> [Brief] Work out how many lines in the entries contain the string "subtitle", and give nothing but that number.

> [Provided material]
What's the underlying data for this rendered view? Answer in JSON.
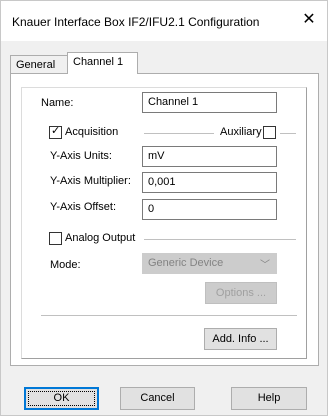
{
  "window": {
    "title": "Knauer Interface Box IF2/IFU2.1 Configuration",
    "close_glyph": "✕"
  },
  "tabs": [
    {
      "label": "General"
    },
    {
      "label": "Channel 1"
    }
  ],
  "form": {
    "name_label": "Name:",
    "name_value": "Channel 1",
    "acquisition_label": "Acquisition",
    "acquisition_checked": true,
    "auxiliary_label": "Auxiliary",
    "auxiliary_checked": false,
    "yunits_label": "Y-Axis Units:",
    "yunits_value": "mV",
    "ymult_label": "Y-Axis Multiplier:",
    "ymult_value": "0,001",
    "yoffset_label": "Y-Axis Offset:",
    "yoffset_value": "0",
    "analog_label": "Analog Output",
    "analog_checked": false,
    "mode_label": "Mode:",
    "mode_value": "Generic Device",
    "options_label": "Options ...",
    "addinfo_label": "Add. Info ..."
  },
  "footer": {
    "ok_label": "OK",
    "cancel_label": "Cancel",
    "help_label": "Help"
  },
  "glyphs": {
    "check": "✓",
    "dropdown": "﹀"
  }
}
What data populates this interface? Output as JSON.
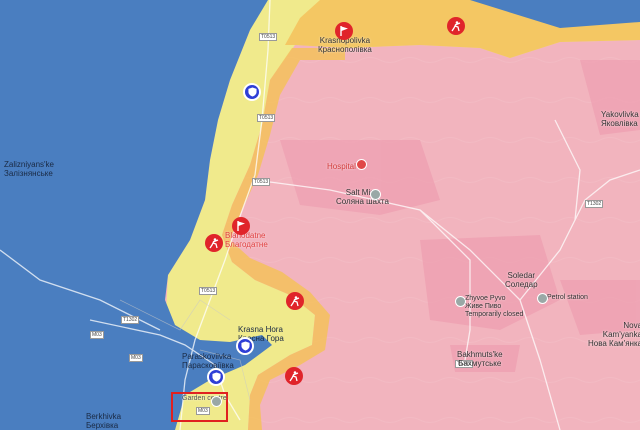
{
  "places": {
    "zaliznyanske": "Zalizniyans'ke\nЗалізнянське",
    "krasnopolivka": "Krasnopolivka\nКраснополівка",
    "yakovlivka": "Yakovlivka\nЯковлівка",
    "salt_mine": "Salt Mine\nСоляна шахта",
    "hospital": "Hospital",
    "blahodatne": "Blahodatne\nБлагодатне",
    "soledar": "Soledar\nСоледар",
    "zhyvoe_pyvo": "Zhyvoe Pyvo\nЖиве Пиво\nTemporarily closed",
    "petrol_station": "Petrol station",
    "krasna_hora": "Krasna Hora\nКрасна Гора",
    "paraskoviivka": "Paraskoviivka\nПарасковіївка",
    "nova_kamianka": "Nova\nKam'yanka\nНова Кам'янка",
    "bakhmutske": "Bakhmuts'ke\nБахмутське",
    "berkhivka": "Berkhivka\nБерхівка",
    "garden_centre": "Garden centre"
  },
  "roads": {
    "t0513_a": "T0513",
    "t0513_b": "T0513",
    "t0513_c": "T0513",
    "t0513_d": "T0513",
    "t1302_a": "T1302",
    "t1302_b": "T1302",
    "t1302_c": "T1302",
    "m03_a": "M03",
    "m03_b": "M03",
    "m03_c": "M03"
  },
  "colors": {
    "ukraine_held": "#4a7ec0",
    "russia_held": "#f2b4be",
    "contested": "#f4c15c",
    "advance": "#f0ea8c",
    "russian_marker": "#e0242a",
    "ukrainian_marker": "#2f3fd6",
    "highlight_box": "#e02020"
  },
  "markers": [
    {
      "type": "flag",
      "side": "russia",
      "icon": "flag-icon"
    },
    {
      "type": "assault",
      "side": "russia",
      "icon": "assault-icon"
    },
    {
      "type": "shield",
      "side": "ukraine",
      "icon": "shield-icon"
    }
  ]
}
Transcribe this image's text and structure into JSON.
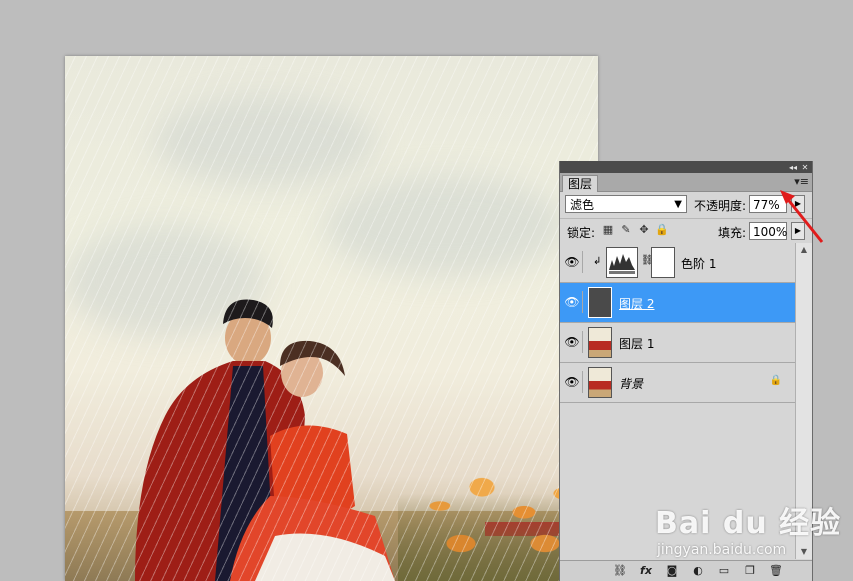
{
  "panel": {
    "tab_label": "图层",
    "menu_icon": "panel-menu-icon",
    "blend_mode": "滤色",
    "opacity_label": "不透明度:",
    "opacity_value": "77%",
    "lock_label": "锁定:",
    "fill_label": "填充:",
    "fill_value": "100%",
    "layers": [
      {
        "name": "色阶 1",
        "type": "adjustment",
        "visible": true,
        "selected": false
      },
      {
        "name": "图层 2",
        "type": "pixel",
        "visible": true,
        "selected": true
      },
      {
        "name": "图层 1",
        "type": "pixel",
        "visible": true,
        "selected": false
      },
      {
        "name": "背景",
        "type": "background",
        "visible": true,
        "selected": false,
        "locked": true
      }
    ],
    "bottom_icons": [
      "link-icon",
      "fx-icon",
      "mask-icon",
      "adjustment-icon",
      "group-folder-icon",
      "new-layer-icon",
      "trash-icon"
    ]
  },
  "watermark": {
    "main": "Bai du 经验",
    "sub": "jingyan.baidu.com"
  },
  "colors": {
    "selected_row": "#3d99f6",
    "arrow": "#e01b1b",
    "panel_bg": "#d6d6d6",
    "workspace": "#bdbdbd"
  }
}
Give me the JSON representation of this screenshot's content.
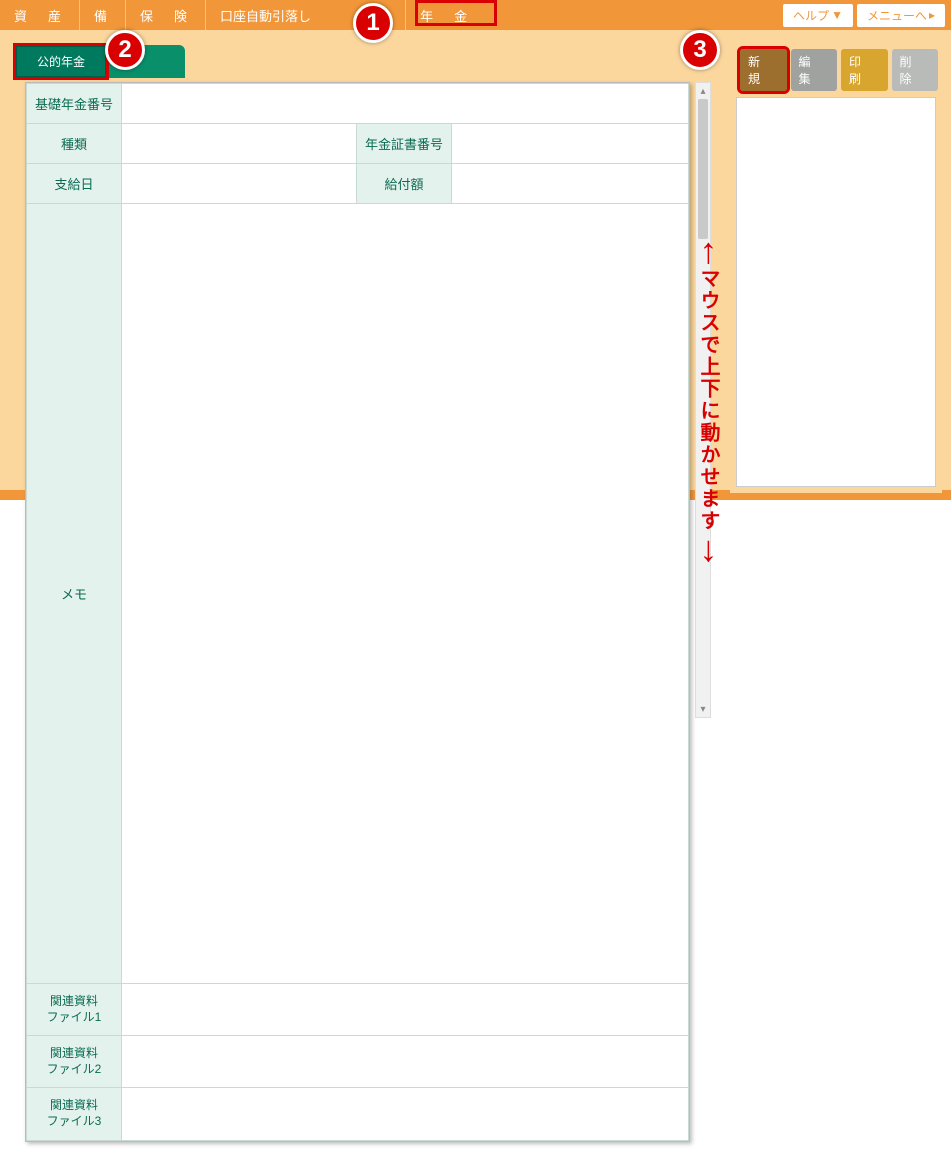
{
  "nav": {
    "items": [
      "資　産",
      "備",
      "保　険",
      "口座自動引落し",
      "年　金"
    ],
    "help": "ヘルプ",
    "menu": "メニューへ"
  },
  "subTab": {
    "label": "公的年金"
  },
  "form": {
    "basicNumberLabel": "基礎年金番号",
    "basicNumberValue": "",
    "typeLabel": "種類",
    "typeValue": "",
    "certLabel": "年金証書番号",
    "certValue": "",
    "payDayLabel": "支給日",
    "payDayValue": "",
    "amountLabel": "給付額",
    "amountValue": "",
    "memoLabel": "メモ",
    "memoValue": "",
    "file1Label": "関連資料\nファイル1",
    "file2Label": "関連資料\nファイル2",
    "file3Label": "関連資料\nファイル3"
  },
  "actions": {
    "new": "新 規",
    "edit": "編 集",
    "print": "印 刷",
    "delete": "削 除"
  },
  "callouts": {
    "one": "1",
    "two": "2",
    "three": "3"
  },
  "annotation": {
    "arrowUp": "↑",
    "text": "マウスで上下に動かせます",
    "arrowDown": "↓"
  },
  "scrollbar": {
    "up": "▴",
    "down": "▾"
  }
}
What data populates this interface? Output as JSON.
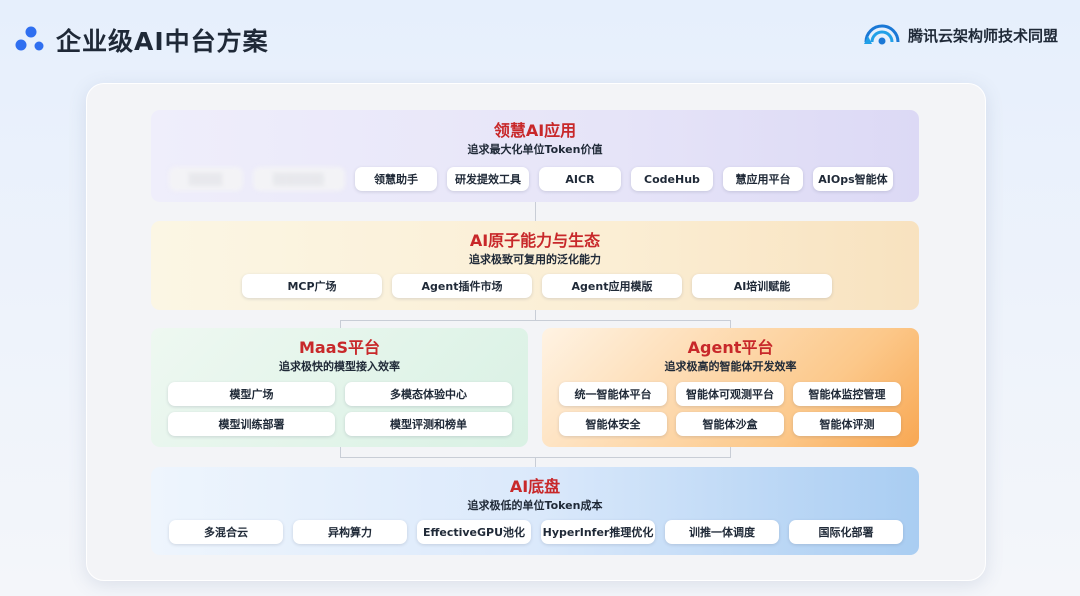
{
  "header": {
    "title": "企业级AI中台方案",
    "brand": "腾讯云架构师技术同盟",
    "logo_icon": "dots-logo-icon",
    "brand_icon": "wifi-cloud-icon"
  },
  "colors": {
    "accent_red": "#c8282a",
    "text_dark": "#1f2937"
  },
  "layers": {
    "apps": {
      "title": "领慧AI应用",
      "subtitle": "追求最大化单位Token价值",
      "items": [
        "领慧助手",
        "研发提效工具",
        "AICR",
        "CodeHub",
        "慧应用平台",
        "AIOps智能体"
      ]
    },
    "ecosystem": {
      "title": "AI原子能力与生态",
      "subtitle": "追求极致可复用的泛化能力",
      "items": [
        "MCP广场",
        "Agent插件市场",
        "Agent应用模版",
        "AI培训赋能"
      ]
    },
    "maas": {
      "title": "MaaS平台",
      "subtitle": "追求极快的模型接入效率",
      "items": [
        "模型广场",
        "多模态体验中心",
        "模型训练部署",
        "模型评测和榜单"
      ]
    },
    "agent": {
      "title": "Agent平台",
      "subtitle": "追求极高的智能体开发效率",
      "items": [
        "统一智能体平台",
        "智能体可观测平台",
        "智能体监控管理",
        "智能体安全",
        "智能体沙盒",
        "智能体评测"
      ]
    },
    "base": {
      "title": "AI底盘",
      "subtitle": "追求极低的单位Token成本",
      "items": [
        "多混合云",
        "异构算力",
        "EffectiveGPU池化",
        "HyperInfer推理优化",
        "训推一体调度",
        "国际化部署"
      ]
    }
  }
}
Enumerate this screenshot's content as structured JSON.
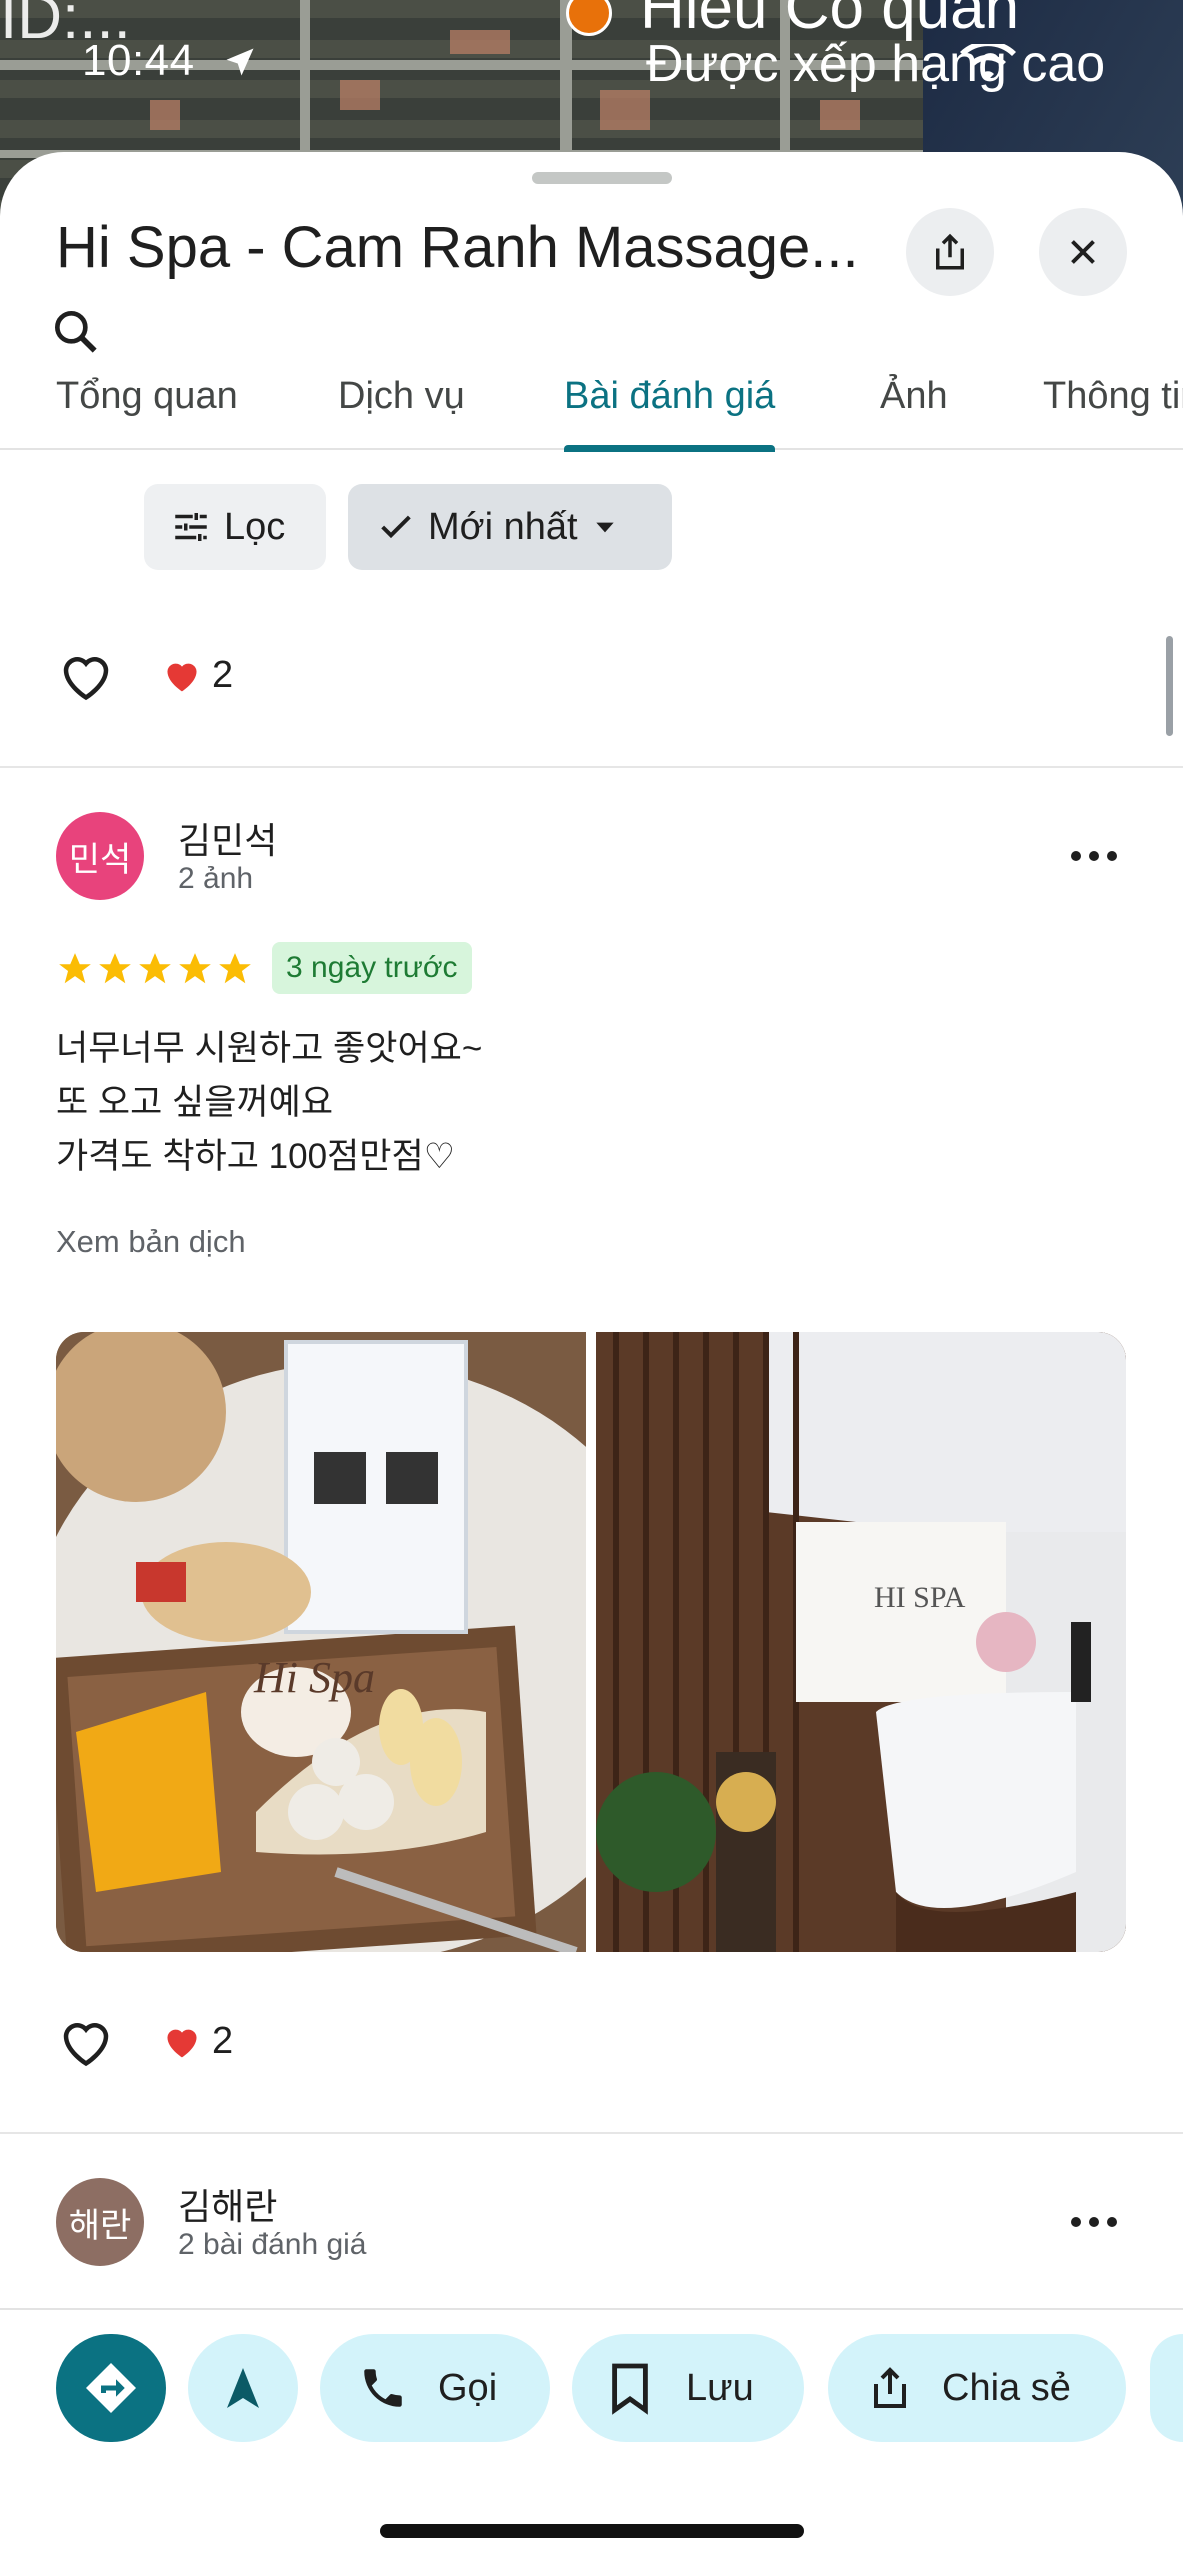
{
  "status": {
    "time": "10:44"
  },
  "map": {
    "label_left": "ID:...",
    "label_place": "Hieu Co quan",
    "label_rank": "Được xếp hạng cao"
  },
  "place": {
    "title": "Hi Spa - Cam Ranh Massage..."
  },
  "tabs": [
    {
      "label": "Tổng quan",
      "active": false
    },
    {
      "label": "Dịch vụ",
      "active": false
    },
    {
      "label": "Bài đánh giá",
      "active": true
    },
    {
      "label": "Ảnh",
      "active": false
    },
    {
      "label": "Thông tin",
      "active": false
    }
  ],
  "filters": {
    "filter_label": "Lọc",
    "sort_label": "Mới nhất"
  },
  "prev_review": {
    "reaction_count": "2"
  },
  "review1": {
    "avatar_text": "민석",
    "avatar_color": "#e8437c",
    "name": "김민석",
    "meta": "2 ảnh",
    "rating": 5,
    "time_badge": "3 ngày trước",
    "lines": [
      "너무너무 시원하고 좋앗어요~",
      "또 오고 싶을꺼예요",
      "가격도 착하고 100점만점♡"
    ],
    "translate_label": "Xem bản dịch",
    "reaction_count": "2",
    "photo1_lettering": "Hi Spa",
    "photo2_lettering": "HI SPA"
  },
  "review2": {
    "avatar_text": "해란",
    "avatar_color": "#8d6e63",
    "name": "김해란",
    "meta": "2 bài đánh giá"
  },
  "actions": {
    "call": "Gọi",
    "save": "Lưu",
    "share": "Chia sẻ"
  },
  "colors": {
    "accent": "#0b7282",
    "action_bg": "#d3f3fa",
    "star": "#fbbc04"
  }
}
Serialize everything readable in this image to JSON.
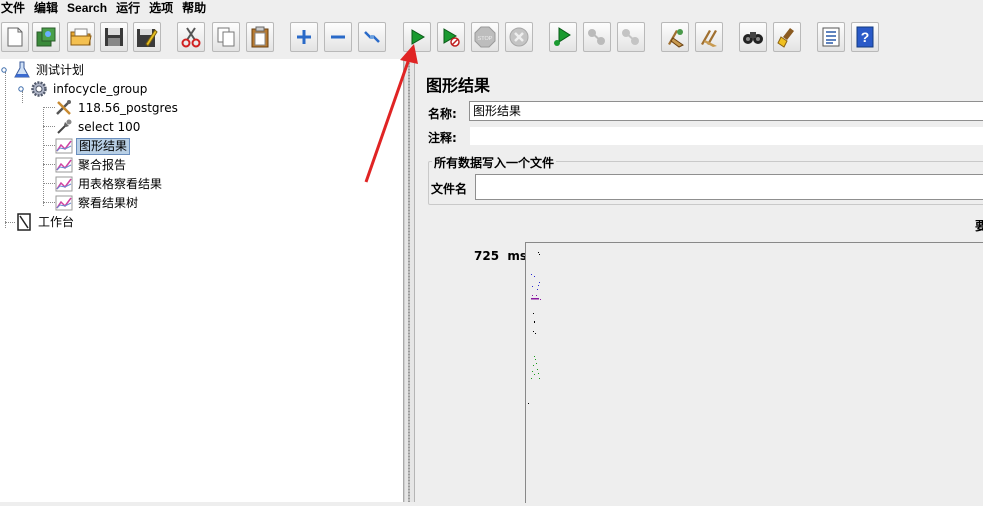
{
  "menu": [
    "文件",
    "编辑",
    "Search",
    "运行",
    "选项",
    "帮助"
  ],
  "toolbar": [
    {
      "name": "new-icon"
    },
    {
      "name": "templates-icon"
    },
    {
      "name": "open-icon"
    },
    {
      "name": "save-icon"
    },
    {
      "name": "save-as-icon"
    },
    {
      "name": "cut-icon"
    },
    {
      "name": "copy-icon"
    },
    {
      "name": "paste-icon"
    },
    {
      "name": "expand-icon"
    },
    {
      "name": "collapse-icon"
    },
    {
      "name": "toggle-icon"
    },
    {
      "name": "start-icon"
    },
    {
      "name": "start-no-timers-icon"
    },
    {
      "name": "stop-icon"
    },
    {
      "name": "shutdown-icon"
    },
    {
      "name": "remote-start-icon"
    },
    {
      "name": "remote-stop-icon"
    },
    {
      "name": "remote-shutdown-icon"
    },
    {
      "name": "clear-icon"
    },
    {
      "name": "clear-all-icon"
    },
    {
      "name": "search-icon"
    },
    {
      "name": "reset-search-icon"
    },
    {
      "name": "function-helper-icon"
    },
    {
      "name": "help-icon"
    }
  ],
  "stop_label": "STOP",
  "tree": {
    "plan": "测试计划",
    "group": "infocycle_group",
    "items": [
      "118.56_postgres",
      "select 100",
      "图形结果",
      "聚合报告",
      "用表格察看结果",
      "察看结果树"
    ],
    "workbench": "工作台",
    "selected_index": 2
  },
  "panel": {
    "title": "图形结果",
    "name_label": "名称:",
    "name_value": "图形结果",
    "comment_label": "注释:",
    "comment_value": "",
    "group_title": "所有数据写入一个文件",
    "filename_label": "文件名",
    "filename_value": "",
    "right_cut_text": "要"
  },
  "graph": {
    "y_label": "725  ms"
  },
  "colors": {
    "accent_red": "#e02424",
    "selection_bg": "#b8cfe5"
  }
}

> [Exercise answer] 5